──────── Data to use ────────

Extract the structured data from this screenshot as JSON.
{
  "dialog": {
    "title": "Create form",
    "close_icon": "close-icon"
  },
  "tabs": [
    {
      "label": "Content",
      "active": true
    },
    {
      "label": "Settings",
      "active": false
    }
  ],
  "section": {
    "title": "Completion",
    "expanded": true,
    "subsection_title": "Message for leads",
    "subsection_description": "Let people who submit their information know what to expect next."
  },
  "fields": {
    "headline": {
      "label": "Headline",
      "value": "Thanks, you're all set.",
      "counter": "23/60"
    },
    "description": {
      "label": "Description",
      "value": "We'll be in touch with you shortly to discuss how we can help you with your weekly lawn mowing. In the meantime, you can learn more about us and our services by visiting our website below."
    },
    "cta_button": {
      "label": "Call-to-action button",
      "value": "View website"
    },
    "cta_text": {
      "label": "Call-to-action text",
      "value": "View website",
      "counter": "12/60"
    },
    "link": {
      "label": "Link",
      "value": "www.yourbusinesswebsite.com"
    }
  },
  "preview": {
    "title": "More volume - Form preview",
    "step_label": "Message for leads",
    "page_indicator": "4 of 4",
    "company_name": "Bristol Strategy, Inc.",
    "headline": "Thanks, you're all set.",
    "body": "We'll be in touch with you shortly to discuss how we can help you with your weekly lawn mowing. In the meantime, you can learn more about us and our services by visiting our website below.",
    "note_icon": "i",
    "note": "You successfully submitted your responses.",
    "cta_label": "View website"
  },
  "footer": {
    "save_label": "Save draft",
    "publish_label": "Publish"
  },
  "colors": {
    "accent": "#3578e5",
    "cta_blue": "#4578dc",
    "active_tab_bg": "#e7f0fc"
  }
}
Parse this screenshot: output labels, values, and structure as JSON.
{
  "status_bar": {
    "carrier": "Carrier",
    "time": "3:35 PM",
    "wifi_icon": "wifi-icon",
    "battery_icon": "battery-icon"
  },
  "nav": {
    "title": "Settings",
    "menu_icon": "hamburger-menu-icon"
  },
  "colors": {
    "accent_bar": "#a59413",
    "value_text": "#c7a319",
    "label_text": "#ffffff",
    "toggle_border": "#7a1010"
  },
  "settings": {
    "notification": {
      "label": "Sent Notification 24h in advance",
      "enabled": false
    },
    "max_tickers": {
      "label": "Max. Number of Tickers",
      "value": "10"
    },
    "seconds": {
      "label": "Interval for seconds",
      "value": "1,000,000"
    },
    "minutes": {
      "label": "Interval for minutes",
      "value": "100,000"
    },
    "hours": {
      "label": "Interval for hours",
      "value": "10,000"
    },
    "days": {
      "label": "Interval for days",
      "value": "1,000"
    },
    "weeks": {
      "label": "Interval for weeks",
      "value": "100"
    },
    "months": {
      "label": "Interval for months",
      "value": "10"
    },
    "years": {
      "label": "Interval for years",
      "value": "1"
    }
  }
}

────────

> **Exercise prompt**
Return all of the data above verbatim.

> **Your response**
Extract the structured data from this screenshot as JSON.
{
  "dialog": {
    "title": "Create form",
    "close_icon": "close-icon"
  },
  "tabs": [
    {
      "label": "Content",
      "active": true
    },
    {
      "label": "Settings",
      "active": false
    }
  ],
  "section": {
    "title": "Completion",
    "expanded": true,
    "subsection_title": "Message for leads",
    "subsection_description": "Let people who submit their information know what to expect next."
  },
  "fields": {
    "headline": {
      "label": "Headline",
      "value": "Thanks, you're all set.",
      "counter": "23/60"
    },
    "description": {
      "label": "Description",
      "value": "We'll be in touch with you shortly to discuss how we can help you with your weekly lawn mowing. In the meantime, you can learn more about us and our services by visiting our website below."
    },
    "cta_button": {
      "label": "Call-to-action button",
      "value": "View website"
    },
    "cta_text": {
      "label": "Call-to-action text",
      "value": "View website",
      "counter": "12/60"
    },
    "link": {
      "label": "Link",
      "value": "www.yourbusinesswebsite.com"
    }
  },
  "preview": {
    "title": "More volume - Form preview",
    "step_label": "Message for leads",
    "page_indicator": "4 of 4",
    "company_name": "Bristol Strategy, Inc.",
    "headline": "Thanks, you're all set.",
    "body": "We'll be in touch with you shortly to discuss how we can help you with your weekly lawn mowing. In the meantime, you can learn more about us and our services by visiting our website below.",
    "note_icon": "i",
    "note": "You successfully submitted your responses.",
    "cta_label": "View website"
  },
  "footer": {
    "save_label": "Save draft",
    "publish_label": "Publish"
  },
  "colors": {
    "accent": "#3578e5",
    "cta_blue": "#4578dc",
    "active_tab_bg": "#e7f0fc"
  }
}
Parse this screenshot: output labels, values, and structure as JSON.
{
  "status_bar": {
    "carrier": "Carrier",
    "time": "3:35 PM",
    "wifi_icon": "wifi-icon",
    "battery_icon": "battery-icon"
  },
  "nav": {
    "title": "Settings",
    "menu_icon": "hamburger-menu-icon"
  },
  "colors": {
    "accent_bar": "#a59413",
    "value_text": "#c7a319",
    "label_text": "#ffffff",
    "toggle_border": "#7a1010"
  },
  "settings": {
    "notification": {
      "label": "Sent Notification 24h in advance",
      "enabled": false
    },
    "max_tickers": {
      "label": "Max. Number of Tickers",
      "value": "10"
    },
    "seconds": {
      "label": "Interval for seconds",
      "value": "1,000,000"
    },
    "minutes": {
      "label": "Interval for minutes",
      "value": "100,000"
    },
    "hours": {
      "label": "Interval for hours",
      "value": "10,000"
    },
    "days": {
      "label": "Interval for days",
      "value": "1,000"
    },
    "weeks": {
      "label": "Interval for weeks",
      "value": "100"
    },
    "months": {
      "label": "Interval for months",
      "value": "10"
    },
    "years": {
      "label": "Interval for years",
      "value": "1"
    }
  }
}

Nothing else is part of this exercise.